▸ **Exercise requirements**
Taking the records line by line, how many lines contain the word "title"? Answer with the number only.

▸ **Supplied records**
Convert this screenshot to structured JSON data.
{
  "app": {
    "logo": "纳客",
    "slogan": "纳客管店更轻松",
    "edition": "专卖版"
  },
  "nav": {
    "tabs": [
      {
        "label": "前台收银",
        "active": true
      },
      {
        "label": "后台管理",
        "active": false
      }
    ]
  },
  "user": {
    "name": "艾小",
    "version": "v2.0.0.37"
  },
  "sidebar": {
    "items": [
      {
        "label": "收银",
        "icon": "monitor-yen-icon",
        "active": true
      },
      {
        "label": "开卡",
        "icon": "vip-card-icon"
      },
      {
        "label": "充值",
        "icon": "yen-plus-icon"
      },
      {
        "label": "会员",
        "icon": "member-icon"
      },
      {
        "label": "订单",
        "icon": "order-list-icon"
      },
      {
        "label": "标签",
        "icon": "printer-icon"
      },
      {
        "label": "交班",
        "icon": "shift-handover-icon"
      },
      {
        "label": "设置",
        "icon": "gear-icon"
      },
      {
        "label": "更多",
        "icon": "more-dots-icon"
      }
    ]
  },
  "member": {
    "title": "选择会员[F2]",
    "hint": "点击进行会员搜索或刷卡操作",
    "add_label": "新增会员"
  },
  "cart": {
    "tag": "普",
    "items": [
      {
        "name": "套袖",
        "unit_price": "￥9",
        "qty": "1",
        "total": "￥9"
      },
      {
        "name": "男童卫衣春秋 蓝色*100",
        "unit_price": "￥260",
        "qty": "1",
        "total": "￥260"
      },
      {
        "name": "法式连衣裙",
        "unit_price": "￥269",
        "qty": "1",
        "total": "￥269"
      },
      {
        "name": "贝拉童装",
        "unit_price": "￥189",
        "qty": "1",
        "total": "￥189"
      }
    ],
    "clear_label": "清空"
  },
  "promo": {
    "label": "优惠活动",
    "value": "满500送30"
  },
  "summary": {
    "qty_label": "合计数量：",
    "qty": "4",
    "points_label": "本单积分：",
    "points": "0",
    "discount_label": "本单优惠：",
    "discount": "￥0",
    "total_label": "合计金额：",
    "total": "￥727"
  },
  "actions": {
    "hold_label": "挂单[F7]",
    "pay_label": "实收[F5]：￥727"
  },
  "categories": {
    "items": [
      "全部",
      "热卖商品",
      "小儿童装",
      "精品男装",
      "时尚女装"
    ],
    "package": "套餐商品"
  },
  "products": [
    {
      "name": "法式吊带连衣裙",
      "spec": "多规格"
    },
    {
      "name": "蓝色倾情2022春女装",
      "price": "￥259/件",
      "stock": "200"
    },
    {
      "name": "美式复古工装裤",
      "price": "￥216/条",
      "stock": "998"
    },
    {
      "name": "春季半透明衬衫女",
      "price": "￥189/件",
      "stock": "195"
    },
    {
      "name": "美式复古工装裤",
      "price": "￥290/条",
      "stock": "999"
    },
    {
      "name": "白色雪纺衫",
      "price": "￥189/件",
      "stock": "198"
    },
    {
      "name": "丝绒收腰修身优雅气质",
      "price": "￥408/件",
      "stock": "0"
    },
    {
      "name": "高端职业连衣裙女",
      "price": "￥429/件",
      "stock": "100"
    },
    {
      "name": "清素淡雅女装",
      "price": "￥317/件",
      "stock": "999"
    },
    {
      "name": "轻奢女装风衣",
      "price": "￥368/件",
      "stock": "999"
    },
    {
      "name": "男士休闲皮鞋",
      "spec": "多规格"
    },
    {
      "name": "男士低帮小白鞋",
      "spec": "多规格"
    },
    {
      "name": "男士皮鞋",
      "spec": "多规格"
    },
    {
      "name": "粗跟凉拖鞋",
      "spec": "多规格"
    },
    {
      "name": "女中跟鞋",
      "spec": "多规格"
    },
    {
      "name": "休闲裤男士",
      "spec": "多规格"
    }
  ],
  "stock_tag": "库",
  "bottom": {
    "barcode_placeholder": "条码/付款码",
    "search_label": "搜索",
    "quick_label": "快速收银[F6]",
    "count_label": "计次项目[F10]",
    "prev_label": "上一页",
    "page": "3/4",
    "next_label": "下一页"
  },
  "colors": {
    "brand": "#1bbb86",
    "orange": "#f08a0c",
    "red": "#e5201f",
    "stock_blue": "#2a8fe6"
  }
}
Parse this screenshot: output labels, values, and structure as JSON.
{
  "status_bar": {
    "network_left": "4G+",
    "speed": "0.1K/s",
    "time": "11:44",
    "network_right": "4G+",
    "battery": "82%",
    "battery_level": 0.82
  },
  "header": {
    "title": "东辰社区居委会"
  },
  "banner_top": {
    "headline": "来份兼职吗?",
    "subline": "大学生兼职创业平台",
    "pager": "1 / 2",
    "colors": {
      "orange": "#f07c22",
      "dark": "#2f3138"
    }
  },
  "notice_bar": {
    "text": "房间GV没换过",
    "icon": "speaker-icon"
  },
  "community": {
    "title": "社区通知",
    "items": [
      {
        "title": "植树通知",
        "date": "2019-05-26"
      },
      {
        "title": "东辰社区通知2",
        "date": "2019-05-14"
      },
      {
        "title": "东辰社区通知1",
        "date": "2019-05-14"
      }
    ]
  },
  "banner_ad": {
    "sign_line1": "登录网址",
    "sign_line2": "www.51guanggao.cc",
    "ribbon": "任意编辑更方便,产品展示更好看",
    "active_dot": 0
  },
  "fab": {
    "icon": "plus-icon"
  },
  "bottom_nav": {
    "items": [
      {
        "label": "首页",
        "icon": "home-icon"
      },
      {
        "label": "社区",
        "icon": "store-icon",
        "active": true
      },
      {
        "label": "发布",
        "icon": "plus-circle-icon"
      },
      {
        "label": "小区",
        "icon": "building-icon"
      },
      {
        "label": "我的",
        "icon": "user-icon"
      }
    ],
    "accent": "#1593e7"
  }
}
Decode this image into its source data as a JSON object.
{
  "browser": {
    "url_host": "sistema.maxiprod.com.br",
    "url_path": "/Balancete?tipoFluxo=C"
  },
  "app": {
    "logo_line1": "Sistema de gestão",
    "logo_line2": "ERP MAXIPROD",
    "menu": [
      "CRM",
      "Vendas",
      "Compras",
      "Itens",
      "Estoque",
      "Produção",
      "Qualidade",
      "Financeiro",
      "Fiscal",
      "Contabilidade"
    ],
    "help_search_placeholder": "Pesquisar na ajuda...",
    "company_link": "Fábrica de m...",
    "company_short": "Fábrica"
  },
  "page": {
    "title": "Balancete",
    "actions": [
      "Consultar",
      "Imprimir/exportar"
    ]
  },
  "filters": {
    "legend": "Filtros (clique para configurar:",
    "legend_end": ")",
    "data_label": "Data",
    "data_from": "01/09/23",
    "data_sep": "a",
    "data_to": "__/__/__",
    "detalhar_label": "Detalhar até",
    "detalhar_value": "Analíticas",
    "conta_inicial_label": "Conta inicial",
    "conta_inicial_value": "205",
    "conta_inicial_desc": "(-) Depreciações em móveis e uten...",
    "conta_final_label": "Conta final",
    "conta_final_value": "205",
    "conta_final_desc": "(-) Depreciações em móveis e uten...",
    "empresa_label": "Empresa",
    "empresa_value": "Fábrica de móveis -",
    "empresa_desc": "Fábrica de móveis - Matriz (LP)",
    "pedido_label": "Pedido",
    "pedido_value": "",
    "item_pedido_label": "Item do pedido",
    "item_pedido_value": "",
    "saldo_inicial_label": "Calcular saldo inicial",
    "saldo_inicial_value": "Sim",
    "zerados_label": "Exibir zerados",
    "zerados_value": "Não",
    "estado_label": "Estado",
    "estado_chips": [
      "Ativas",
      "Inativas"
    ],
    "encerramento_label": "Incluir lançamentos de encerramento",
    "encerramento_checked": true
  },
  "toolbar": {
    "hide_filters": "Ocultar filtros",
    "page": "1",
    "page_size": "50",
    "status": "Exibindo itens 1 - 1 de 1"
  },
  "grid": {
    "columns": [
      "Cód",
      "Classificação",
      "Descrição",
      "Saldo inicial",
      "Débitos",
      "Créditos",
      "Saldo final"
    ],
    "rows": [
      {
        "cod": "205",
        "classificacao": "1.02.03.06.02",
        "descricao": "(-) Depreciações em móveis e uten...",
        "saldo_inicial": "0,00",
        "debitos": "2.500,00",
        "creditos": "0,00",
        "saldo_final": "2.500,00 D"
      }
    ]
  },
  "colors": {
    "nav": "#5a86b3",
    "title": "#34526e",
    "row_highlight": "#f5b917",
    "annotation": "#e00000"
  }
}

▸ **Expected output**
8